Hearing other people’s experiences with those companies makes me feel a little better about myself. I am definitely not alone, many people go through this rite of passage. My only regret was that I wished I had eaten another sandwich. That was the most expensive lunch of my life.

*Honorable mention to Jarom who inspired a few of the references here and ideas for jokes. He cracks me up.

Glorious Spam

Monday, September 22, 2008


So I'm sure we have all gotten our fair share of unpleasant if not disturbing emails. I personally cannot tell you how many offers for "luxury watches", discounted medications, lottery winnings from Africa and other non-mentionable spam that somehow beats out the filter to land in my junk mail box. And if I wasn't so OCD those emails would remain there, wasting away, except I just can't leave my mailbox stuffed to the brim with junk. It's unclean. It's chaotic. And occasionally it gives me a chuckle.

Today while checking my gmail account I got one that was entitled. "Turn your bedroom into a volcano of passion." I quickly laughed, deleted it and then mused on what would happen if you actually did turn our bedroom into a volcano. I'm pretty sure that remaining unscathed would be top in the list, with passion remaining somewhere at the bottom.

Here are a few scenarios why a volcano would not make for a passionate bedroom:

Scenerio 1: John returns home from a long day on Wall Street to find Susan frantically vacuuming the bedroom. This is the 10th time today and she is quickly regretting installing that new lava and ash sputtering "passion machine." Besides the burnt holes in the walls and carpet, the ash is impossible to keep on top of. If you have ever read any essay on how to ruin the mood, a dirty bedroom/house is top on the list. And as the poor people of Pompeii could tell us, ash is somewhat difficult to conquer. So although John may be seeing sparks, they are only coming from the hot lava spewing out of the mouth of the volcano. Not Susan.

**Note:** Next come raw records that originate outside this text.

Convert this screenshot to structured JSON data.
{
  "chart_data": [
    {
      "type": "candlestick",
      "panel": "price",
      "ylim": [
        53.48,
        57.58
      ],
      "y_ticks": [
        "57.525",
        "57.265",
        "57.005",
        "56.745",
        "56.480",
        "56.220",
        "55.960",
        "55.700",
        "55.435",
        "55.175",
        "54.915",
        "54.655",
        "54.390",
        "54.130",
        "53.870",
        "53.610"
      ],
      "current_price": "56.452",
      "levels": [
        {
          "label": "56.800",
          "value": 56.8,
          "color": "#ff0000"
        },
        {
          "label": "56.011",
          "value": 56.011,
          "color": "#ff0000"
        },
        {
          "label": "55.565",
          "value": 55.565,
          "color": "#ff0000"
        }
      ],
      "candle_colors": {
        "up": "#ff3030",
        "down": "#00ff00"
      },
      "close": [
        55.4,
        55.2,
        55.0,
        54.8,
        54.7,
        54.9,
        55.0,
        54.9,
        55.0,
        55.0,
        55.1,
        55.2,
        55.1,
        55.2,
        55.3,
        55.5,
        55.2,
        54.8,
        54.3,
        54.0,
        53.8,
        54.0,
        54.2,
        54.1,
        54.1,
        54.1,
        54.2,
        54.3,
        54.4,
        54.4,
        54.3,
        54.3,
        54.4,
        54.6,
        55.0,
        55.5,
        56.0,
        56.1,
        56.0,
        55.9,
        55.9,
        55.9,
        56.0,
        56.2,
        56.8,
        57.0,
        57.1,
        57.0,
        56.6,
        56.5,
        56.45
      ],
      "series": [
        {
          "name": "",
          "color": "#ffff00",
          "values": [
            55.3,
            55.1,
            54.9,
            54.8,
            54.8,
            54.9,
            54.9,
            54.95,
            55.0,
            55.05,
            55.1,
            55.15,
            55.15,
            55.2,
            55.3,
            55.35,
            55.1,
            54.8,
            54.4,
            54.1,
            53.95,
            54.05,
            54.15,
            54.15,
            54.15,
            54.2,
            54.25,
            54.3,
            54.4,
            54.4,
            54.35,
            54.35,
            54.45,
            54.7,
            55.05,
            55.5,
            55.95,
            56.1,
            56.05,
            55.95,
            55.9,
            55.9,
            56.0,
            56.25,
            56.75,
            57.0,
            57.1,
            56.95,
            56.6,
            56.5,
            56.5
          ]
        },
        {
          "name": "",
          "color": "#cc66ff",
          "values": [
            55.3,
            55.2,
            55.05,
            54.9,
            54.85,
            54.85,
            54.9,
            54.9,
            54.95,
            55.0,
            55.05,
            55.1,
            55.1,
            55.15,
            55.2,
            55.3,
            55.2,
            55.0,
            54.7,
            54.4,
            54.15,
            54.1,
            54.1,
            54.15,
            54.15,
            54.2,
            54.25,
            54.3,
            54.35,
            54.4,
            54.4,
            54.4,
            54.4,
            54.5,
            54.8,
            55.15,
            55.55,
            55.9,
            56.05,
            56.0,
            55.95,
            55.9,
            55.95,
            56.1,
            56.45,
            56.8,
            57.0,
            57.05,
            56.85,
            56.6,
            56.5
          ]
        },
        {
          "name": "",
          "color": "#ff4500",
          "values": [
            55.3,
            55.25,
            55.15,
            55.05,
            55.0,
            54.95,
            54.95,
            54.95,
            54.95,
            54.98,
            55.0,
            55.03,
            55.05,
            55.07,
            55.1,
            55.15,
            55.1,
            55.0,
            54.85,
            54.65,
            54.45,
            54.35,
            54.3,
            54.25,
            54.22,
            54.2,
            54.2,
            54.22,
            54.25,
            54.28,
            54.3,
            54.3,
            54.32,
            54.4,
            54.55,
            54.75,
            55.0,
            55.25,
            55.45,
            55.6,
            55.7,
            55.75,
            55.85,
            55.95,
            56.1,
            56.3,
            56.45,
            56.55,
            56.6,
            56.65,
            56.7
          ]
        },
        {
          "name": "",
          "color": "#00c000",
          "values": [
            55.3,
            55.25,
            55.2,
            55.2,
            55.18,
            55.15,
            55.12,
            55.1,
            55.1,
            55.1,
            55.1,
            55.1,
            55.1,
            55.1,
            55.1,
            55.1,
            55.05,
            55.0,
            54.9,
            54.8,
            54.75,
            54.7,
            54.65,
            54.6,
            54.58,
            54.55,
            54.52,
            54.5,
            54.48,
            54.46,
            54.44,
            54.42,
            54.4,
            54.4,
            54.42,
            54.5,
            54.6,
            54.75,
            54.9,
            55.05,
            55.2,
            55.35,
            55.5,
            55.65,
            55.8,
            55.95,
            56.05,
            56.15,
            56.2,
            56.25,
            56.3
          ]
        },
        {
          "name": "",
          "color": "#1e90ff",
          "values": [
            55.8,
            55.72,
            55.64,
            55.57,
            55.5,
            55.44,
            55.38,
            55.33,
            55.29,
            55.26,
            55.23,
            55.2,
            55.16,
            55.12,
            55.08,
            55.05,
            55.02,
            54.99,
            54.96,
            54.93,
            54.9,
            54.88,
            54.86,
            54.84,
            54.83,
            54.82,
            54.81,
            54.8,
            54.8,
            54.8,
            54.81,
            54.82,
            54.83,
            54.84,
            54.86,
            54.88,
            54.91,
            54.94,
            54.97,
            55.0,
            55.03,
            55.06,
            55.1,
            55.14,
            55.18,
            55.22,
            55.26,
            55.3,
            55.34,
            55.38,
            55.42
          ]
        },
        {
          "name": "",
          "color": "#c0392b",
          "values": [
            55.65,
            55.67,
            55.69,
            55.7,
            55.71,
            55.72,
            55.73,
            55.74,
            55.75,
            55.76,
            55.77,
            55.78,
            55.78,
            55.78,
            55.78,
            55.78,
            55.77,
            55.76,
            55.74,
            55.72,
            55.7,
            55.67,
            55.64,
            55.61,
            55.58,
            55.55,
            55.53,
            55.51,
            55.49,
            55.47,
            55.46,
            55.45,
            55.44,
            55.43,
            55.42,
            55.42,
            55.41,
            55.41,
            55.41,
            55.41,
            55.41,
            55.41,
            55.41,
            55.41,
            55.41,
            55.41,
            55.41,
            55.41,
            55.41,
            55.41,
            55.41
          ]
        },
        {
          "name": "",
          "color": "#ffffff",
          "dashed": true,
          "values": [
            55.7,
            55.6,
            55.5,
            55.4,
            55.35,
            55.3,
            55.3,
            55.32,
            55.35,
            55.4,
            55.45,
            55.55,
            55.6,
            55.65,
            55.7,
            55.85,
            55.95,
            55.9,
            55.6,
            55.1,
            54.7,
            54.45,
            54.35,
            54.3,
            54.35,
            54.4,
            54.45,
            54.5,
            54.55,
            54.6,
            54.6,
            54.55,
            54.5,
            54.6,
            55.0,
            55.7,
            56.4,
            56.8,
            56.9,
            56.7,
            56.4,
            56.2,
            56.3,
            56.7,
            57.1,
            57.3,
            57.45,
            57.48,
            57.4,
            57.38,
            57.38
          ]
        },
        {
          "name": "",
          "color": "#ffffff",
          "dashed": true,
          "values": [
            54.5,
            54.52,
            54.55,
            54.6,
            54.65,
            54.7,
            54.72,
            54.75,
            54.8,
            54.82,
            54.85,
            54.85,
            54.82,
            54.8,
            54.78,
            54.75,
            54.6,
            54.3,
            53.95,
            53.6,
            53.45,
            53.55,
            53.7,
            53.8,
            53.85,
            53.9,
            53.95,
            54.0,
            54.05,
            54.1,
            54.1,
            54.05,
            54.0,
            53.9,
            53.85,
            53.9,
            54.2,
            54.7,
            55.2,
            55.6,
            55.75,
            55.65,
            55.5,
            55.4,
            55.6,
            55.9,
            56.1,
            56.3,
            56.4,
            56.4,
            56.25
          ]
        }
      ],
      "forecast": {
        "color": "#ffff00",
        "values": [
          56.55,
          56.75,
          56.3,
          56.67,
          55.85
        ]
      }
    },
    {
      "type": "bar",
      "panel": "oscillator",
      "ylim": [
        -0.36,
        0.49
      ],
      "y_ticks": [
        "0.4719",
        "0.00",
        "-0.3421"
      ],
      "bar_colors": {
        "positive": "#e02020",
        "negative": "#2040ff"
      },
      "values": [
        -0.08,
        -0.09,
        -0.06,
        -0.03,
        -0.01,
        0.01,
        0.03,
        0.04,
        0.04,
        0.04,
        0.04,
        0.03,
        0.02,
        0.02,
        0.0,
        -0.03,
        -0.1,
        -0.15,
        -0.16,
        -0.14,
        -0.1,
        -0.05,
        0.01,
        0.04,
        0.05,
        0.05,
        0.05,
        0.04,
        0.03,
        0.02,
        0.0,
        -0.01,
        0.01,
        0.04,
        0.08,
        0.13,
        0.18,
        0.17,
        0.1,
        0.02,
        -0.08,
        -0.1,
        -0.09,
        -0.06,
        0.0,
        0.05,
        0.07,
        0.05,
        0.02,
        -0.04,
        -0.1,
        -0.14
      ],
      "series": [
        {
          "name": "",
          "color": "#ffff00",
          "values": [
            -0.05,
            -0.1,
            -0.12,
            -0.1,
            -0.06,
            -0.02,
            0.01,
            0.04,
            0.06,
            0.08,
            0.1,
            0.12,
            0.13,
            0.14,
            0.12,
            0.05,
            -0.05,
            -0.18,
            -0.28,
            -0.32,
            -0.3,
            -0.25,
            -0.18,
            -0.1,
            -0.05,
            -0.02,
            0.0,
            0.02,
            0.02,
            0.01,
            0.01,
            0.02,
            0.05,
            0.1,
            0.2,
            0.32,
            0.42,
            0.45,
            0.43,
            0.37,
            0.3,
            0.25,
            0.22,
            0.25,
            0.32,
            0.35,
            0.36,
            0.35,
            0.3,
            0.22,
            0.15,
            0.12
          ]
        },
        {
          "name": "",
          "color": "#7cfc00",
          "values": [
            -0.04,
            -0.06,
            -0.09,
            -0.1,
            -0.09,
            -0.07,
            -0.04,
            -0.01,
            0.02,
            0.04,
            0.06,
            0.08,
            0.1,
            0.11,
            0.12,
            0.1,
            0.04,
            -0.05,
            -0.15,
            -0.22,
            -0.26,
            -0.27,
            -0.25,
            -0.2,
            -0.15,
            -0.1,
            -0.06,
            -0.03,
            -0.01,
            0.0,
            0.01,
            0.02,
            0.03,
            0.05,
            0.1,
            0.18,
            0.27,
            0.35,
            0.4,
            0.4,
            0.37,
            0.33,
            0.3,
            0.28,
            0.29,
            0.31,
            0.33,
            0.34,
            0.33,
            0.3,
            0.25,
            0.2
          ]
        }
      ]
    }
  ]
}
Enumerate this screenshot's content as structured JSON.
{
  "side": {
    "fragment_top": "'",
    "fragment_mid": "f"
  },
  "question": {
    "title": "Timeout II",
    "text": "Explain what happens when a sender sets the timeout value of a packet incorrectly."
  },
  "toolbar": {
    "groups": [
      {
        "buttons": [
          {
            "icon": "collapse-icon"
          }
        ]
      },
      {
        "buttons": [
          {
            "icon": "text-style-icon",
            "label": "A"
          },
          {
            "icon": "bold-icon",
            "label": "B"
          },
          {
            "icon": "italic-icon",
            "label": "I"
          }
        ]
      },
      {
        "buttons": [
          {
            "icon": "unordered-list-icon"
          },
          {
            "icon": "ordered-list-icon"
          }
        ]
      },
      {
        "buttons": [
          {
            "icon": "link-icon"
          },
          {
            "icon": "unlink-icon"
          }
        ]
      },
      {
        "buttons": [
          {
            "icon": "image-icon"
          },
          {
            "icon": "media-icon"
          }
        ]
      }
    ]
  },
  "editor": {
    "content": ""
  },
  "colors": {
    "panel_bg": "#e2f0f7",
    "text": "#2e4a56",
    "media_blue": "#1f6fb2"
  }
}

Scenerio 2: Suppose two people are just crazy enough that they can live with the ash and insane heat. One morning Joan and Harry wake up, lift the crust of ash that has formed over them during the night, look up and feel the before mentioned spark. However, what they don't know is that the pressure in the earth has just increased causing the gas in the magma to expand, forcing the flow of lava out of the mouth. This is unfortunate because suddenly a gigantic glob of searing hot lava spews onto Harry, burning a hole through the bed, floor, and half way through the concrete. That burning puddle of Harry really dampers the mood.

Scenerio 3: A couple decides to reenact the scene from "Joe vs. the Volcano." However things go horribly wrong and they both fall in. Enough said, I think.

So sure a volcano in the bedroom is a great conversation piece, and yes maybe you'd be the envy of the neighborhood. But I seriously doubt that it will increase any passion. So I have decided against getting one. What were they thinking?

Had they said, turn your bedroom into a cool, refreshing, depth-less, brimming lake of passion, well that might have been different.